__Aim of the exercise__:
Nothing but a number is expected: the count of lines in the data below that include "snap".

Web page and app entries:
+---+

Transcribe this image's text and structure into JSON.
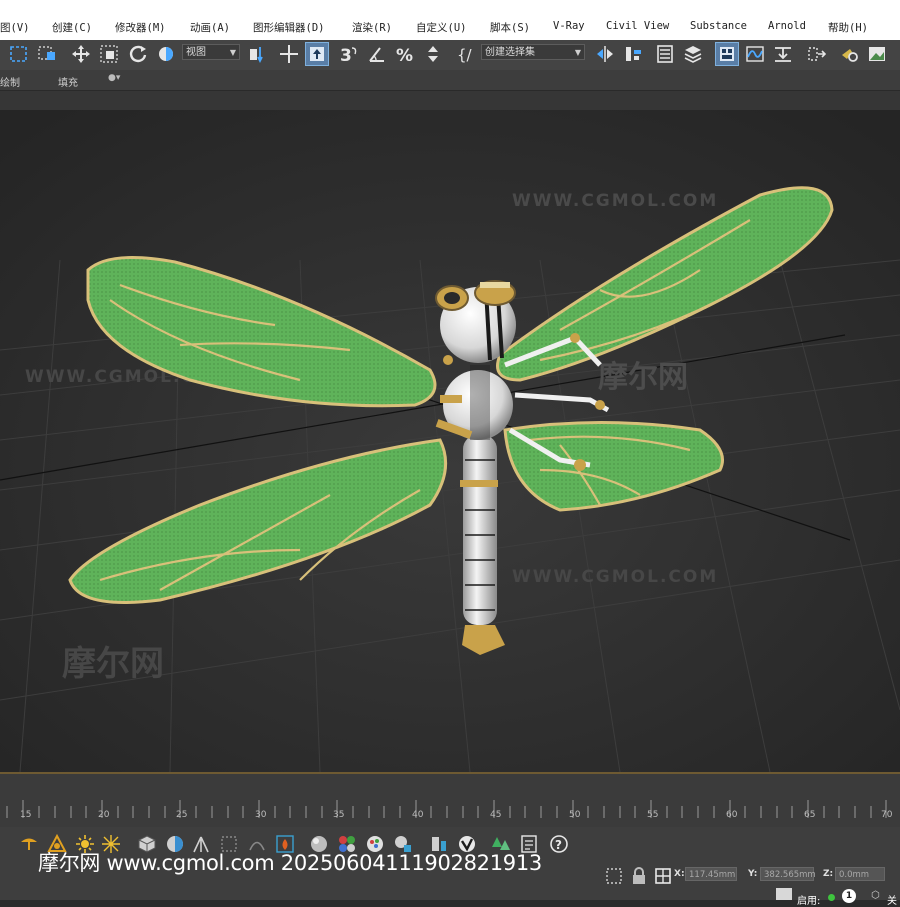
{
  "menu": {
    "items": [
      "图(V)",
      "创建(C)",
      "修改器(M)",
      "动画(A)",
      "图形编辑器(D)",
      "渲染(R)",
      "自定义(U)",
      "脚本(S)",
      "V-Ray",
      "Civil View",
      "Substance",
      "Arnold",
      "帮助(H)"
    ]
  },
  "toolbar": {
    "view_dropdown": "视图",
    "selection_set_dropdown": "创建选择集",
    "icons": [
      "select-region-icon",
      "window-crossing-icon",
      "move-icon",
      "scale-icon",
      "rotate-icon",
      "pivot-icon",
      "snap-icon",
      "angle-snap-icon",
      "percent-snap-icon",
      "spinner-snap-icon",
      "mirror-icon",
      "align-icon",
      "layer-icon",
      "scene-explorer-icon",
      "curve-editor-icon",
      "render-setup-icon",
      "render-frame-icon",
      "render-icon"
    ]
  },
  "ribbon": {
    "left_label": "绘制",
    "fill_label": "填充"
  },
  "viewport": {
    "watermark_url": "WWW.CGMOL.COM",
    "watermark_logo": "摩尔网",
    "subject": "dragonfly-model",
    "colors": {
      "wing_fill": "#5fb35a",
      "wing_vein": "#d8c07a",
      "body": "#e8e8e8",
      "gold": "#c9a24a",
      "background": "#2b2b2b",
      "grid": "#3a3a3a"
    }
  },
  "timeline": {
    "ticks": [
      "15",
      "20",
      "25",
      "30",
      "35",
      "40",
      "45",
      "50",
      "55",
      "60",
      "65",
      "70"
    ]
  },
  "status": {
    "x_label": "X:",
    "x_value": "117.45mm",
    "y_label": "Y:",
    "y_value": "382.565mm",
    "z_label": "Z:",
    "z_value": "0.0mm",
    "enable_label": "启用:",
    "frame_badge": "1",
    "extra": "关"
  },
  "overlay": {
    "watermark": "摩尔网 www.cgmol.com 20250604111902821913"
  }
}
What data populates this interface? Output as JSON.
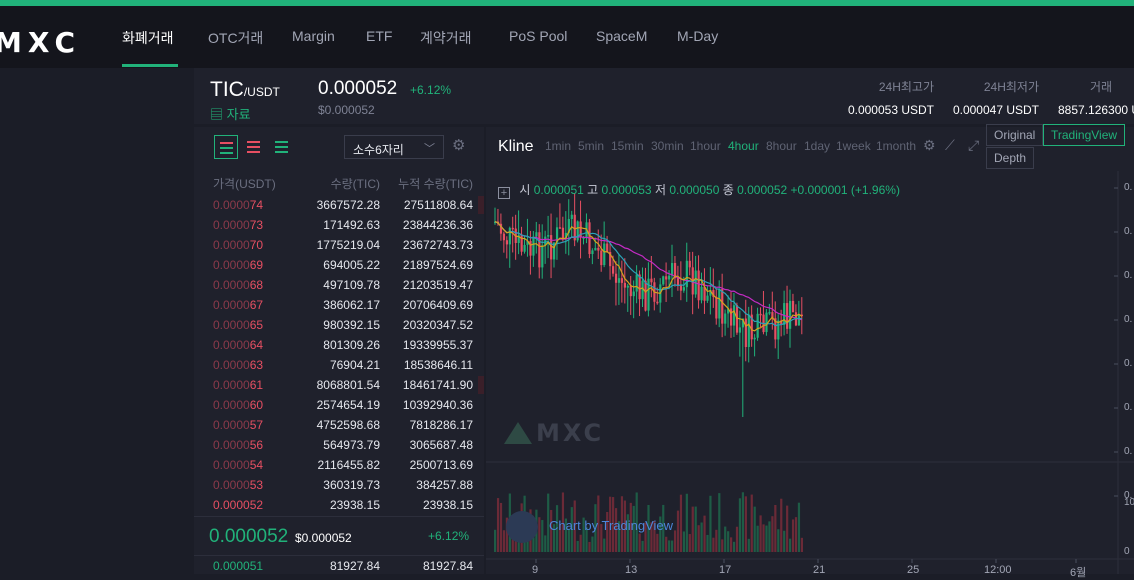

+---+

__Response to the exercise__:
4